Top of The data
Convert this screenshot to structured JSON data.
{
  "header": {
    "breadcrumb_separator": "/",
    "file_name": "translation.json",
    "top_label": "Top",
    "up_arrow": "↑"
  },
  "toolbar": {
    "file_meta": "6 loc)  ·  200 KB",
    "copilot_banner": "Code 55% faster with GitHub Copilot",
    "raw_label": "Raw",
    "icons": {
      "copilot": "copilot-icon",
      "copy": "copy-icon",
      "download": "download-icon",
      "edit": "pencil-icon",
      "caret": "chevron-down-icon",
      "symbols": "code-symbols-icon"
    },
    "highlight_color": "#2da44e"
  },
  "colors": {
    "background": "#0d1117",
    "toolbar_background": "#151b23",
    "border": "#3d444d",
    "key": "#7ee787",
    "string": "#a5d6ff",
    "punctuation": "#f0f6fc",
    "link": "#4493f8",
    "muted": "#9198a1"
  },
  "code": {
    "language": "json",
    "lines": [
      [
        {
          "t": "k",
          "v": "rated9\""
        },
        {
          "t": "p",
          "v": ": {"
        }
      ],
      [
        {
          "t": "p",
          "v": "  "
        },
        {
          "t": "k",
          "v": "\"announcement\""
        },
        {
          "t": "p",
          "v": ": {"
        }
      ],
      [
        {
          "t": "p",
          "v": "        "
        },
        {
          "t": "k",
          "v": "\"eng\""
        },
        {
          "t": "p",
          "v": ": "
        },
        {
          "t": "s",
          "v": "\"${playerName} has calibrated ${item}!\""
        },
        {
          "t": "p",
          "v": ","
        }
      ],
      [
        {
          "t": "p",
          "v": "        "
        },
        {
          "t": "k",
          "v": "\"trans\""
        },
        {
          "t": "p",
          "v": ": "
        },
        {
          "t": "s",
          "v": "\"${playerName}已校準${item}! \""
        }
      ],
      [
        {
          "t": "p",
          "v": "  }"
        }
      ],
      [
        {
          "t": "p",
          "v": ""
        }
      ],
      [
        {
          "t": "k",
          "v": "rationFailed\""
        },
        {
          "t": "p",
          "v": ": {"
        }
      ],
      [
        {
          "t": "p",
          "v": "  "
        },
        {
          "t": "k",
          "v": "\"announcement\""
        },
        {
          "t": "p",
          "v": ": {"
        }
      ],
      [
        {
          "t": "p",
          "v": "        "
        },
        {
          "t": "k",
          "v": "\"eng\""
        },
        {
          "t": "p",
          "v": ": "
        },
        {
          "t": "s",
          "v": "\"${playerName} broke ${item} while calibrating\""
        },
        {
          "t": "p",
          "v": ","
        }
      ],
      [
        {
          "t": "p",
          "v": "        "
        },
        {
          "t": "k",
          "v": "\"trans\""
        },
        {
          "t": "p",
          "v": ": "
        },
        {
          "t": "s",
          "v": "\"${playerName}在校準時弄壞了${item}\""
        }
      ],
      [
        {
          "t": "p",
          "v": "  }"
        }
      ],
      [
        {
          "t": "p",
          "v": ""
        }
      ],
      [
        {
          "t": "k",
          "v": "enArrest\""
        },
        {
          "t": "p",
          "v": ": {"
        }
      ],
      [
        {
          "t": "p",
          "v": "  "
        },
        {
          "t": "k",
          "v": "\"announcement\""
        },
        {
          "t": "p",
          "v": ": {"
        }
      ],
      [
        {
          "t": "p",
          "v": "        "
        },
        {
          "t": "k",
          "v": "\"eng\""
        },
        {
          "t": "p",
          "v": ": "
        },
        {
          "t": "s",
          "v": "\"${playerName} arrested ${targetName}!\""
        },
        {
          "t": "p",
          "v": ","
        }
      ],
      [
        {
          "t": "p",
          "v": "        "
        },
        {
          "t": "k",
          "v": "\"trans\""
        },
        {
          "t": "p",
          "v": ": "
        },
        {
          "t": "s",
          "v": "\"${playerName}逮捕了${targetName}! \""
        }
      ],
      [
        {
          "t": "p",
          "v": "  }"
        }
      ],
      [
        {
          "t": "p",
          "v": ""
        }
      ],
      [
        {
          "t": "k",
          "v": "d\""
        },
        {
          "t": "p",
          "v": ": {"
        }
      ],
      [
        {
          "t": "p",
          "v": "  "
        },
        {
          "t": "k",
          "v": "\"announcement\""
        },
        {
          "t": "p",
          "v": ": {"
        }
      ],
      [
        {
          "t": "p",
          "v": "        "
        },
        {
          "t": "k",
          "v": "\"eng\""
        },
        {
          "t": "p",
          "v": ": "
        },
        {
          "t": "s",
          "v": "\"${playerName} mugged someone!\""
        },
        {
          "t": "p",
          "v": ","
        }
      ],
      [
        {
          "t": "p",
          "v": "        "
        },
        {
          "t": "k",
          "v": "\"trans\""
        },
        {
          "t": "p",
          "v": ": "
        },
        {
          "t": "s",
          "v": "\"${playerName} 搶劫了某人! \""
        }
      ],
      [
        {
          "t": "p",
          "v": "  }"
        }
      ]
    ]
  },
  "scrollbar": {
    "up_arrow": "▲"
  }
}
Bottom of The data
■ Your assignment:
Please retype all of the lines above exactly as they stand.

■ Response to this task:
Convert this screenshot to structured JSON data.
{
  "header": {
    "breadcrumb_separator": "/",
    "file_name": "translation.json",
    "top_label": "Top",
    "up_arrow": "↑"
  },
  "toolbar": {
    "file_meta": "6 loc)  ·  200 KB",
    "copilot_banner": "Code 55% faster with GitHub Copilot",
    "raw_label": "Raw",
    "icons": {
      "copilot": "copilot-icon",
      "copy": "copy-icon",
      "download": "download-icon",
      "edit": "pencil-icon",
      "caret": "chevron-down-icon",
      "symbols": "code-symbols-icon"
    },
    "highlight_color": "#2da44e"
  },
  "colors": {
    "background": "#0d1117",
    "toolbar_background": "#151b23",
    "border": "#3d444d",
    "key": "#7ee787",
    "string": "#a5d6ff",
    "punctuation": "#f0f6fc",
    "link": "#4493f8",
    "muted": "#9198a1"
  },
  "code": {
    "language": "json",
    "lines": [
      [
        {
          "t": "k",
          "v": "rated9\""
        },
        {
          "t": "p",
          "v": ": {"
        }
      ],
      [
        {
          "t": "p",
          "v": "  "
        },
        {
          "t": "k",
          "v": "\"announcement\""
        },
        {
          "t": "p",
          "v": ": {"
        }
      ],
      [
        {
          "t": "p",
          "v": "        "
        },
        {
          "t": "k",
          "v": "\"eng\""
        },
        {
          "t": "p",
          "v": ": "
        },
        {
          "t": "s",
          "v": "\"${playerName} has calibrated ${item}!\""
        },
        {
          "t": "p",
          "v": ","
        }
      ],
      [
        {
          "t": "p",
          "v": "        "
        },
        {
          "t": "k",
          "v": "\"trans\""
        },
        {
          "t": "p",
          "v": ": "
        },
        {
          "t": "s",
          "v": "\"${playerName}已校準${item}! \""
        }
      ],
      [
        {
          "t": "p",
          "v": "  }"
        }
      ],
      [
        {
          "t": "p",
          "v": ""
        }
      ],
      [
        {
          "t": "k",
          "v": "rationFailed\""
        },
        {
          "t": "p",
          "v": ": {"
        }
      ],
      [
        {
          "t": "p",
          "v": "  "
        },
        {
          "t": "k",
          "v": "\"announcement\""
        },
        {
          "t": "p",
          "v": ": {"
        }
      ],
      [
        {
          "t": "p",
          "v": "        "
        },
        {
          "t": "k",
          "v": "\"eng\""
        },
        {
          "t": "p",
          "v": ": "
        },
        {
          "t": "s",
          "v": "\"${playerName} broke ${item} while calibrating\""
        },
        {
          "t": "p",
          "v": ","
        }
      ],
      [
        {
          "t": "p",
          "v": "        "
        },
        {
          "t": "k",
          "v": "\"trans\""
        },
        {
          "t": "p",
          "v": ": "
        },
        {
          "t": "s",
          "v": "\"${playerName}在校準時弄壞了${item}\""
        }
      ],
      [
        {
          "t": "p",
          "v": "  }"
        }
      ],
      [
        {
          "t": "p",
          "v": ""
        }
      ],
      [
        {
          "t": "k",
          "v": "enArrest\""
        },
        {
          "t": "p",
          "v": ": {"
        }
      ],
      [
        {
          "t": "p",
          "v": "  "
        },
        {
          "t": "k",
          "v": "\"announcement\""
        },
        {
          "t": "p",
          "v": ": {"
        }
      ],
      [
        {
          "t": "p",
          "v": "        "
        },
        {
          "t": "k",
          "v": "\"eng\""
        },
        {
          "t": "p",
          "v": ": "
        },
        {
          "t": "s",
          "v": "\"${playerName} arrested ${targetName}!\""
        },
        {
          "t": "p",
          "v": ","
        }
      ],
      [
        {
          "t": "p",
          "v": "        "
        },
        {
          "t": "k",
          "v": "\"trans\""
        },
        {
          "t": "p",
          "v": ": "
        },
        {
          "t": "s",
          "v": "\"${playerName}逮捕了${targetName}! \""
        }
      ],
      [
        {
          "t": "p",
          "v": "  }"
        }
      ],
      [
        {
          "t": "p",
          "v": ""
        }
      ],
      [
        {
          "t": "k",
          "v": "d\""
        },
        {
          "t": "p",
          "v": ": {"
        }
      ],
      [
        {
          "t": "p",
          "v": "  "
        },
        {
          "t": "k",
          "v": "\"announcement\""
        },
        {
          "t": "p",
          "v": ": {"
        }
      ],
      [
        {
          "t": "p",
          "v": "        "
        },
        {
          "t": "k",
          "v": "\"eng\""
        },
        {
          "t": "p",
          "v": ": "
        },
        {
          "t": "s",
          "v": "\"${playerName} mugged someone!\""
        },
        {
          "t": "p",
          "v": ","
        }
      ],
      [
        {
          "t": "p",
          "v": "        "
        },
        {
          "t": "k",
          "v": "\"trans\""
        },
        {
          "t": "p",
          "v": ": "
        },
        {
          "t": "s",
          "v": "\"${playerName} 搶劫了某人! \""
        }
      ],
      [
        {
          "t": "p",
          "v": "  }"
        }
      ]
    ]
  },
  "scrollbar": {
    "up_arrow": "▲"
  }
}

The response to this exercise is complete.